Lumix G9 with 100-400mm f/4-6.3 lens (net 800mm equivalent)
Canon 7D with 100-400mm f/4-6.3 lens and 1.4x converter
Nikon 850D with Sigma 150-600mm f/5.6-6.3
My baseline setup for shooting birds is Aperture Priority with the minimum f-stop my lens can give me, high speed continuous mode, evaluative exposure metering, single point focus in single shot mode, and Auto ISO with the minimum shutter speed set to 1/1000th of a second. If working with birds taking off and you have good light, bump that minimum shutter speed to 1/4000th instead, these critters are super fast when they flap.
If you’ve been following my site in the last 12 months you’ll know I’ve been making the most of the new Lumix G9. It’s been a game changer for my experience with wildlife photography and I’ve been trying to find the limits of this camera system.
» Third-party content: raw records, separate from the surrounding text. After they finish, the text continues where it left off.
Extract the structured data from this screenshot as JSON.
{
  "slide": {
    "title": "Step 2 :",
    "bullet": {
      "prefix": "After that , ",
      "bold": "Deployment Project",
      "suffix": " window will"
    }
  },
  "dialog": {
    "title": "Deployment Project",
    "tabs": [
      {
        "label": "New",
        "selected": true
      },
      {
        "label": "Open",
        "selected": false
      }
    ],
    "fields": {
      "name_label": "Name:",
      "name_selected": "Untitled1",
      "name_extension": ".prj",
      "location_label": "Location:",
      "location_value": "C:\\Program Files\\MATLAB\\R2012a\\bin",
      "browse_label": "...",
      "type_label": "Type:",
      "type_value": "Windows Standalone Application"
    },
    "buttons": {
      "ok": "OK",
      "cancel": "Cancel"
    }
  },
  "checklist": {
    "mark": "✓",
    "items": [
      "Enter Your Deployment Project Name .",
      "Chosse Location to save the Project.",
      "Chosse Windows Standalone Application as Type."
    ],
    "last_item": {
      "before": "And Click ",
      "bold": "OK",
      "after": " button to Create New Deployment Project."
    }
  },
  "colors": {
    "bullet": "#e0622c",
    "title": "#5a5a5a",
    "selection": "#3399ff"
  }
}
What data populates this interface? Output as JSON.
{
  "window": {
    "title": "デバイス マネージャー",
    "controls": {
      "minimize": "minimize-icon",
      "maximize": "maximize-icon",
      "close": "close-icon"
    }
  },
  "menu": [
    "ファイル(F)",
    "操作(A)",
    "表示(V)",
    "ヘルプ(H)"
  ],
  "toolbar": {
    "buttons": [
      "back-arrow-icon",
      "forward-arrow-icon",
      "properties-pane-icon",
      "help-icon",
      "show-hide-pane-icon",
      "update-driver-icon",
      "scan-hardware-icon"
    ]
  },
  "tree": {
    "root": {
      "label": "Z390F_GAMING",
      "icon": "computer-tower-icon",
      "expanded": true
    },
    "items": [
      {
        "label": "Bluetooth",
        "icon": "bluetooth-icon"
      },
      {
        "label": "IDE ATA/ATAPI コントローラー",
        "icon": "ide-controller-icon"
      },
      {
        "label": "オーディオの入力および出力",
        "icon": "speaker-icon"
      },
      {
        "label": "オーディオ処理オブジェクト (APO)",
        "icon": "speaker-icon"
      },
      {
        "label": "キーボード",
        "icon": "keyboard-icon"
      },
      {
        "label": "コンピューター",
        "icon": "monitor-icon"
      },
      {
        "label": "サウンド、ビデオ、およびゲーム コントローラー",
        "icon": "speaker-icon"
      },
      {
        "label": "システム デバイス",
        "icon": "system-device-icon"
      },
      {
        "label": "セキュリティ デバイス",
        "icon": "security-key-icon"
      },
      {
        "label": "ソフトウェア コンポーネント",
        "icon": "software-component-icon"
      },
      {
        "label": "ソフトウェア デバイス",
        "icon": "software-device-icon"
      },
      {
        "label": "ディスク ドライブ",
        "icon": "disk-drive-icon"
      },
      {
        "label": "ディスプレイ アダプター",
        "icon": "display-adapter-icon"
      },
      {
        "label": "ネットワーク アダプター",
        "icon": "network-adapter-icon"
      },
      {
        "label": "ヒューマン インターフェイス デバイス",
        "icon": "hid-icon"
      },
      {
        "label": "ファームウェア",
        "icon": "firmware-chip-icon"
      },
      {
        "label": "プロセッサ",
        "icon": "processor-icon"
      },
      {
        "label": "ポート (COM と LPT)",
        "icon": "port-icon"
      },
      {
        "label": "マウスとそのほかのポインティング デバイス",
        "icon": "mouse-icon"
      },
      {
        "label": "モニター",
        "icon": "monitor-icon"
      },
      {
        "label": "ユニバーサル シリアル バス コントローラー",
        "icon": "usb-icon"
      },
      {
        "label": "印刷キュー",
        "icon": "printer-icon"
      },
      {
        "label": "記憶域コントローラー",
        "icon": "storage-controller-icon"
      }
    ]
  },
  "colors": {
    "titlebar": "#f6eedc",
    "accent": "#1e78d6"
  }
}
I recommend anyone who is keen on bird photography to look seriously at this camera model. Unlike the micro four-third cameras that came before it, the G9 has a generous viewfinder which allows you to properly drive the superb autofocus with precision and confidence. It can also shoot RAW files at 60fps, has dual SD slots for storage and many other features. It’s top of my list for performance, with the added benefit of convenience.
Read more here:
AF for DSLR
* Use the central focus points that have dual plane focusing
* In most situations you want a single AF point, instead of letting the camera pick from a set of points, so you know exactly which part of the focus system is pulling the focal plane. You need to be in control, not the camera.
* Only use tracking modes or advance AF modes if you understand exactly how they will perform in your particular situation. If you don’t know the boundaries of the tracking mode then you wont know when you’re outside it’s operational limits.
* Use ‘single shot’ instead of continuous focusing. Get a lock with a half shutter and commit the frame when the moment is right
* Use the highest speed continuous mode available. Anything over 5fps is very useful. Anything over 10fps is potentially a headache back on the laptop, or can fill your buffer too quickly. More speed does not always mean better bird photography.
AF for Mirrorless
* AF works differently on mirrorless systems compared to DSLR
* Pick a single square but match the size of that square to our subject
* Normally that means the smallest square possible, but you may wish to make it larger if you’re struggling to find a contrasting edge for it to grab focus. Start small, go wide if performance is an issue.